TERRE HAUTE —
In 2013, Terre Haute’s Miss Softball America complex has been and will continue to be a busy place.
The four-diamond facility is serving as host for 15 fastpitch tournaments, including the recently concluded Braves Bash for high school teams (won by Roncalli), in addition to a junior varsity/varsity high school doubleheader coming up Monday. That doubleheader — pitting Clay City vs. North Central — will start with the JV contest at 5 p.m.
As of Monday afternoon, varsity records of these teams were 8-2 for Clay City and 7-3 for North Central, so this should be a competitive, high-quality matchup. But what’s unique about this is the reason that North Central gave up a home game and ticket sales to move this to the MSA complex in Terre Haute. It’s being billed as the “Battle for Bob” in reference to 45-year-old Bob Price, a youth softball coach for 13 years and MSA board member who’s battling Stage 4 tonsil cancer.

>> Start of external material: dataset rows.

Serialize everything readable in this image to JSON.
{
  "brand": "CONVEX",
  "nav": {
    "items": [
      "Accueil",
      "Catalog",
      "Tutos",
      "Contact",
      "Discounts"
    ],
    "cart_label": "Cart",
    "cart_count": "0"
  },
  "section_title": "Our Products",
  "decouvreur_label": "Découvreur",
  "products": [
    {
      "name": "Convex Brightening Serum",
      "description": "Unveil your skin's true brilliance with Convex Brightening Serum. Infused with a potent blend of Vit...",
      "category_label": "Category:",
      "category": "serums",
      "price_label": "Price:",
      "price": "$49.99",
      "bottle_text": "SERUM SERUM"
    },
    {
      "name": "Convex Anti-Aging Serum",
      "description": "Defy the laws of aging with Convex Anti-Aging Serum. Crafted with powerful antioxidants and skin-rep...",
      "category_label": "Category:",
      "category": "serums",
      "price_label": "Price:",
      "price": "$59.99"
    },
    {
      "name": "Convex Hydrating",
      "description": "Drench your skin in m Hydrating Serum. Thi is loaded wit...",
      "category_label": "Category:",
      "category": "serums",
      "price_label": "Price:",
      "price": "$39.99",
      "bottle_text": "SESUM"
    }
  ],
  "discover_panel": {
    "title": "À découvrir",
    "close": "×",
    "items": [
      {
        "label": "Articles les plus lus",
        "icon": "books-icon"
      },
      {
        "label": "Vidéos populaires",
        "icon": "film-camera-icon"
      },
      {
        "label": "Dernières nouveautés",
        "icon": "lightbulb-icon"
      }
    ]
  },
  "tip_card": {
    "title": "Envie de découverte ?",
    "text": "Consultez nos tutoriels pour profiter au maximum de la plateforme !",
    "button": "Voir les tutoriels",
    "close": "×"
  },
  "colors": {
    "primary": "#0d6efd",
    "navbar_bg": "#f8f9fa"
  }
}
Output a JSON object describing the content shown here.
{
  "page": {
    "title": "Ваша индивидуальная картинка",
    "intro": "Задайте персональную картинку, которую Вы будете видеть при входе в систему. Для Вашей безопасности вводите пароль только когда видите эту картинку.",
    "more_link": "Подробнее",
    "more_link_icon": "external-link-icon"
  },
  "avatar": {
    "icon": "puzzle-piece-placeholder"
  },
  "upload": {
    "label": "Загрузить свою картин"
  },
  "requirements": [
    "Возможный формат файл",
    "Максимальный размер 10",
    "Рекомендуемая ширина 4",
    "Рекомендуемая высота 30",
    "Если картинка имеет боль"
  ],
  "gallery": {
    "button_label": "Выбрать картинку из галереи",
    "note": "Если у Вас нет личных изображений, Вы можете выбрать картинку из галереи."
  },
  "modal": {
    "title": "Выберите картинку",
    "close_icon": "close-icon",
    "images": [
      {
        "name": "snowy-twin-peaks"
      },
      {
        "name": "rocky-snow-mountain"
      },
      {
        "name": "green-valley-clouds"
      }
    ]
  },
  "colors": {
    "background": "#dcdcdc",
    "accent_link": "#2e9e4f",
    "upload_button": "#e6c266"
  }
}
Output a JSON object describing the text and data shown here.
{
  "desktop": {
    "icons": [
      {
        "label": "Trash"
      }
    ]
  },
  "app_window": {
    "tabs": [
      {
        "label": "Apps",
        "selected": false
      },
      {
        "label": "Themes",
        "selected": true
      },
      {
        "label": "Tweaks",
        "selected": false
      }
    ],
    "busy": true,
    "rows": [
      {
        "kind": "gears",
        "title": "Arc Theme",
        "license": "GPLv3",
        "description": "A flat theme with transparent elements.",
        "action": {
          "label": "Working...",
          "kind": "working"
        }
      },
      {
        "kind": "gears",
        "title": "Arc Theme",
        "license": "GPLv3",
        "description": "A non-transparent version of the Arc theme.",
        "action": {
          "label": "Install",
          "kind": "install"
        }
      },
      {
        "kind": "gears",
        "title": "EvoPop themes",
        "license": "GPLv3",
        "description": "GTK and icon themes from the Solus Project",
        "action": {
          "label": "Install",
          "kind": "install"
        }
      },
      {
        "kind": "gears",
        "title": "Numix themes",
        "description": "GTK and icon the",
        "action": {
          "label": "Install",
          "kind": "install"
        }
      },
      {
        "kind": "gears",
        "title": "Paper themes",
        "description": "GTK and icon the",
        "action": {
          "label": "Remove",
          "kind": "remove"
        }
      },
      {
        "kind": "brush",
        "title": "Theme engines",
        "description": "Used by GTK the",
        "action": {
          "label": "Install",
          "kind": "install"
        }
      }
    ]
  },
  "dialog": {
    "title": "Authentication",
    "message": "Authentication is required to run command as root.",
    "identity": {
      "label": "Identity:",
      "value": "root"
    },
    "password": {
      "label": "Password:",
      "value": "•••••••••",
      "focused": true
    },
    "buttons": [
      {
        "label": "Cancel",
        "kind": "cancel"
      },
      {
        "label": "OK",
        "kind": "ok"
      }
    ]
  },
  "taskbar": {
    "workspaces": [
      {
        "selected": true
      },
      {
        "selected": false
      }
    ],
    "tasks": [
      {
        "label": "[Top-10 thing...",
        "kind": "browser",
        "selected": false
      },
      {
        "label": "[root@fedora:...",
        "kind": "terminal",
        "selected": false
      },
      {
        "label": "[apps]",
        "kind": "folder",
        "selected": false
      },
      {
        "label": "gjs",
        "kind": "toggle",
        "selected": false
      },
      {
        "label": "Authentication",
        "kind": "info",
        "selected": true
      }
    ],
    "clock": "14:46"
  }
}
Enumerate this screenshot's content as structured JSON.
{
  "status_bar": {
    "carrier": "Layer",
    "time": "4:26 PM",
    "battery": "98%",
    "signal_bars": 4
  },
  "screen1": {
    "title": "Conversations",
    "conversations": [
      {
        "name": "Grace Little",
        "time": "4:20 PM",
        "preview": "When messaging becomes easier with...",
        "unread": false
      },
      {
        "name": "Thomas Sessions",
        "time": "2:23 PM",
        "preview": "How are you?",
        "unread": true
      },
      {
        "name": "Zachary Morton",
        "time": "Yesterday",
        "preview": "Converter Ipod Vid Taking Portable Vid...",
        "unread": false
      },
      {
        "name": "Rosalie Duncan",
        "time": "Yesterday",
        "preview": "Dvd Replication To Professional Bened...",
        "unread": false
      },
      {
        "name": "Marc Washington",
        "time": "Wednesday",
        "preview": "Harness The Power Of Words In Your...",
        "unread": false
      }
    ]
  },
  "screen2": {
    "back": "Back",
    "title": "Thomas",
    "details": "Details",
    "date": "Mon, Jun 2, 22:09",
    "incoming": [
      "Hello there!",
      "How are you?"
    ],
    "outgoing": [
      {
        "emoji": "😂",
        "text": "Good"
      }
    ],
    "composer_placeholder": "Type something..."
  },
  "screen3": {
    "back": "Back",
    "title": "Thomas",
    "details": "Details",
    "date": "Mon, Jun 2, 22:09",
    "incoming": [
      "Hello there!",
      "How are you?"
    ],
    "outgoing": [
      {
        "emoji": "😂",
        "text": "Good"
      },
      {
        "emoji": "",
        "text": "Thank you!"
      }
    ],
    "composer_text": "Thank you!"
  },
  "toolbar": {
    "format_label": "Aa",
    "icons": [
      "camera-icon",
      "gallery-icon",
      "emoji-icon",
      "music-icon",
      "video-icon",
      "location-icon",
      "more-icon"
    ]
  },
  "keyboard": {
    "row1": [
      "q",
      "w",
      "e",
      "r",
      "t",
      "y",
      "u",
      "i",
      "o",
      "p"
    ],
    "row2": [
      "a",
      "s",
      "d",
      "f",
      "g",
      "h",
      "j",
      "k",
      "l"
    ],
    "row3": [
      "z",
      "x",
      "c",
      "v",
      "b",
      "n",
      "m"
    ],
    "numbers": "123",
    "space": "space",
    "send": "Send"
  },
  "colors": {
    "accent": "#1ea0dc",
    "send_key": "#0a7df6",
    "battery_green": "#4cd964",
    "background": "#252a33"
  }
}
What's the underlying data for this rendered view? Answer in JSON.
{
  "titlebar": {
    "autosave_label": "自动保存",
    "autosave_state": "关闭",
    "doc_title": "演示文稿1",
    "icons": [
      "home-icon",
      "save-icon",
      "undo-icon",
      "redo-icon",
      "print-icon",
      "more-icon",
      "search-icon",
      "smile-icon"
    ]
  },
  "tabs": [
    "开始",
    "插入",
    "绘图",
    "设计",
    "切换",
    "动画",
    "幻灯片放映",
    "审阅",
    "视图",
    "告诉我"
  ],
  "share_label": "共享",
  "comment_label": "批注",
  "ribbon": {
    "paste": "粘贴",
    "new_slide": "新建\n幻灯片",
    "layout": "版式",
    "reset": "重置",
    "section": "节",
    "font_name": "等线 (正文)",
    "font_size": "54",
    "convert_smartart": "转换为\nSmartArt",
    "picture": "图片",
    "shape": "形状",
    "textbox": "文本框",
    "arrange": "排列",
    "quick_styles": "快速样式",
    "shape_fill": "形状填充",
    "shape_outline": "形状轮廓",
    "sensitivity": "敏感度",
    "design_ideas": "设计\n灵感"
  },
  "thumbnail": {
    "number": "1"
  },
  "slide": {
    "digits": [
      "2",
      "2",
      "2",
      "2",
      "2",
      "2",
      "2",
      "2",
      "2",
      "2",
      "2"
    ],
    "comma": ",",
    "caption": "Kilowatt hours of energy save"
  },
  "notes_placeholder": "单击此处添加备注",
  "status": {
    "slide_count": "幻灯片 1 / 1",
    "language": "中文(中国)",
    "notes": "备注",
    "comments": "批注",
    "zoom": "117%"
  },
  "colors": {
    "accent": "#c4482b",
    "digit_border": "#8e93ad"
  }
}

“When North Central was contacted, their [athletic director Ryan Kamman] and their head coach [Erica Ketner-Arnold] willingly gave up their gate and their concessions to bring this game to Terre Haute’s Miss Softball America,” said Darrell Williams, the Terre Haute MSA’s public relations director. All of that gate and all of that concession money [plus money from T-shirt sales] will go to Bob Price and his family to help with their medical expenses.”
Price and his wife, Angie, have three daughters — Kayla, who played softball for Terre Haute South a few years ago; Brianna, a former South softballer who’s now a senior third baseman/second baseman at Clay City; and Alexis, a freshman first baseman/designated player/pitcher at Clay City.
“Bob’s always been a fixture around [MSA],” Clay City coach Jason Sinders told the Tribune-Star. “I’ve known him going on 10 years now. Great guy.”
“He’s currently taking some treatments,” Williams said of Price and his condition. “But I’m sure Bob will be here April 22, God willing.”
Williams said Price coaches the Outkast 16-and-under travel team out of Terre Haute, so his softball connections are not limited to Clay City.
“As for the North Central connection,” Williams explained, “there are a lot of girls who have gone through the North Central program and who are in the North Central program who know Bob, who have played under Bob or have played with his daughters.”
Williams predicted there will be “a ton of people” on hand to root for Price, adding that a silent auction is on the agenda for Monday.
“Both teams will be wearing special uniforms that have ‘Battle for Bob’ on them,” Williams mentioned. “During the game, they’re going to be auctioned off. One hundred percent of that money goes to Bob. We’ve also got a racing package from Rahal Racing [for the auction].”
“Battle for Bob” tickets cost $5 in advance and $7 at the gate.
“I’ve known Bob ever since I got involved in softball almost seven years ago,” Williams said. “Bob’s a great guy. Bob will give you the shirt off his back to help you out and do things for you. When it comes to softball, Bob’s there for his girls — not just his own girls, but any girl who wants to learn the game of softball. He’s an instructor. He helps girls with pitching. He helps girls with hitting.”
“Clay City softball is just so honored to be involved in this and to be able to help with this,” Sinders added.
For more information about Monday’s festivities, email firstname.lastname@example.org.
• Another important event on the MSA schedule is the fourth annual “Swing For A Cure,” which will consist of tournaments for 8-under, 10-under, 12-under and 14-under girls travel teams Friday through Sunday.
Williams said 38 teams, including several from Terre Haute and the Wabash Valley, have entered.
“In the first three years, we have raised over $30,000,” the MSA’s website said of the event. “The money has gone to the families of players, a player’s mom, an umpire, all to help with expenses that they incur battling cancer. And last year, we included [and will again this year] the Mary Card Harbaugh Nursing Scholarship at Indiana State University. Mary, a nurse herself, lost her battle with breast cancer in 2011 and her family established the scholarship.”
Williams said the “Cure” tournament raised $14,000 in 2012. Among this year’s financial beneficiaries are Price; Shellie Swain, mother of Terre Haute South softball player Jackie Swain; and 15-year-old Deja Jones, a Warren Central High School sophomore softball player.
“Deja also played for the Indy Edge [travel] team,” Williams noted. “She played at a very high level.”
Williams hopes Jones can attend portions of the tournament — Warren Central is slated to visit Terre Haute North on Saturday — but her health may prevent it.
“Deja has an inoperable form of brain cancer,” he explained, adding that she’s been confined to a wheelchair of late.
As will be the case with the “Battle for Bob” day, “Swing For A Cure” festivities will include a silent auction. Admission for “Swing For A Cure” is $7 for each day or $10 for the entire tournament.
“We do what we can for our softball community,” Williams stressed. “There are bigger organizations and bigger fundraisers and they’ll help more of the masses, but we’re going to help our softball people.”